In the absence of any of these conditions, men’s testosterone levels naturally decline gradually after the age of 30. Is this a normal process or is this decline a true disease? Do some older men benefit from testosterone replacement? Is testosterone replacement safe? Despite the lack of high quality studies designed to answer these questions, testosterone prescriptions for low testosterone associated with aging have skyrocketed in recent years, as has direct-to-consumer advertising for testosterone replacement . Fortunately, the ongoing results of a series of clinical trials supported by the National Institutes of Health will help answer some of these questions.
Men with low testosterone levels may be more likely to develop prostate cancer, heart disease, diabetes, sleep apnea and osteoporosis.
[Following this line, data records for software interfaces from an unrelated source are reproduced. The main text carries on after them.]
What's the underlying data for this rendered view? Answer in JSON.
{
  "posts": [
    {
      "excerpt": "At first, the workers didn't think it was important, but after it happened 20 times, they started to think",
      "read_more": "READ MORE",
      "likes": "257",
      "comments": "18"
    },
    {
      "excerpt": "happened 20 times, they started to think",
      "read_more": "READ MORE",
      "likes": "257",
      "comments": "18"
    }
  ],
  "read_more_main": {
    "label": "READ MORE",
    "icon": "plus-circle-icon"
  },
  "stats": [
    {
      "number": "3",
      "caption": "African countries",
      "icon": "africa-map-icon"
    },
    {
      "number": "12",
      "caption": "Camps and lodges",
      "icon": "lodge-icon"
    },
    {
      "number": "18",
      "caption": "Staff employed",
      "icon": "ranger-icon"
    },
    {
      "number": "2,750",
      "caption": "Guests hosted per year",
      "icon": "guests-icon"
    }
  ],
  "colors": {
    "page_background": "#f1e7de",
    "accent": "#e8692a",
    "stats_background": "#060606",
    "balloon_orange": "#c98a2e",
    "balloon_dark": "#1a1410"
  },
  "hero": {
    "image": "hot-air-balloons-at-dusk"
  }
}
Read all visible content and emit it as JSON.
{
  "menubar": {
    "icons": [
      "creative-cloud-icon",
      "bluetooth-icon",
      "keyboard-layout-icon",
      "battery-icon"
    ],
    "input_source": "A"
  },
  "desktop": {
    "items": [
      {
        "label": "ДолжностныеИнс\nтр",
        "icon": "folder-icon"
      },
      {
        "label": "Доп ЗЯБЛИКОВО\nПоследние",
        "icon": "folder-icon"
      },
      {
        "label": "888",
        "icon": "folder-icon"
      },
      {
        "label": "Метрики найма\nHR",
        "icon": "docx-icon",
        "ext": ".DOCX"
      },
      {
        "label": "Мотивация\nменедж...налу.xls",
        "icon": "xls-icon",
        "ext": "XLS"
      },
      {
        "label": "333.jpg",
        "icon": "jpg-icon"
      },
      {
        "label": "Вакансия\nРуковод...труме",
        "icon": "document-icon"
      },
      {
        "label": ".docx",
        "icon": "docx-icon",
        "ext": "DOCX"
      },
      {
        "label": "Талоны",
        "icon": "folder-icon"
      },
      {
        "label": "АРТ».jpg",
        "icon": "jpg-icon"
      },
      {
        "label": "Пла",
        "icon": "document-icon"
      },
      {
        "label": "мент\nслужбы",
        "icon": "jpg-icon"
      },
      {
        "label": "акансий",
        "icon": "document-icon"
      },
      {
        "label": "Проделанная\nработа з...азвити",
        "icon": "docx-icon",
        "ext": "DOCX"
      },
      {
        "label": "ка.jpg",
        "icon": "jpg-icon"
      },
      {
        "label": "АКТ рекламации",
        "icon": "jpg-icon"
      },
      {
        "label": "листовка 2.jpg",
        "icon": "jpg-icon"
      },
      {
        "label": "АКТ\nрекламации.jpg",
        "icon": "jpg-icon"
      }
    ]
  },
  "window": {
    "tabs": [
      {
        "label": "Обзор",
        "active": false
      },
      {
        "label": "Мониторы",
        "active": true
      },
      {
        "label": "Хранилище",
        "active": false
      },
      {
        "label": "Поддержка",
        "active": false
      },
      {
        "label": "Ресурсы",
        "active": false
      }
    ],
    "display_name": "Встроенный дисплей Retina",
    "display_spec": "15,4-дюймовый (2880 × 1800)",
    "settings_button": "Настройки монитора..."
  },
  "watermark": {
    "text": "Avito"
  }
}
However, testosterone replacement may not prevent any of these associated conditions. The long-term safety of testosterone replacement in older men is not well-established. Testosterone replacement therapy usually results in infertility, and can lead to other issues, including acne, breast tissue growth, blood thickening, and sleep apnea.
The symptoms of low testosterone, such as low libido and low energy, can be caused by many other problems including stress, lack of sleep and lack of exercise. If you suffer from these symptoms, consider trying regular exercise and ask for help managing stress and establishing healthy sleep habits. If these changes are not enough, talk to your doctor.
Peter Holoch, MD, is a urologist at the University of Vermont Medical Center and Associate Professor at the Larner College of Medicine at UVM.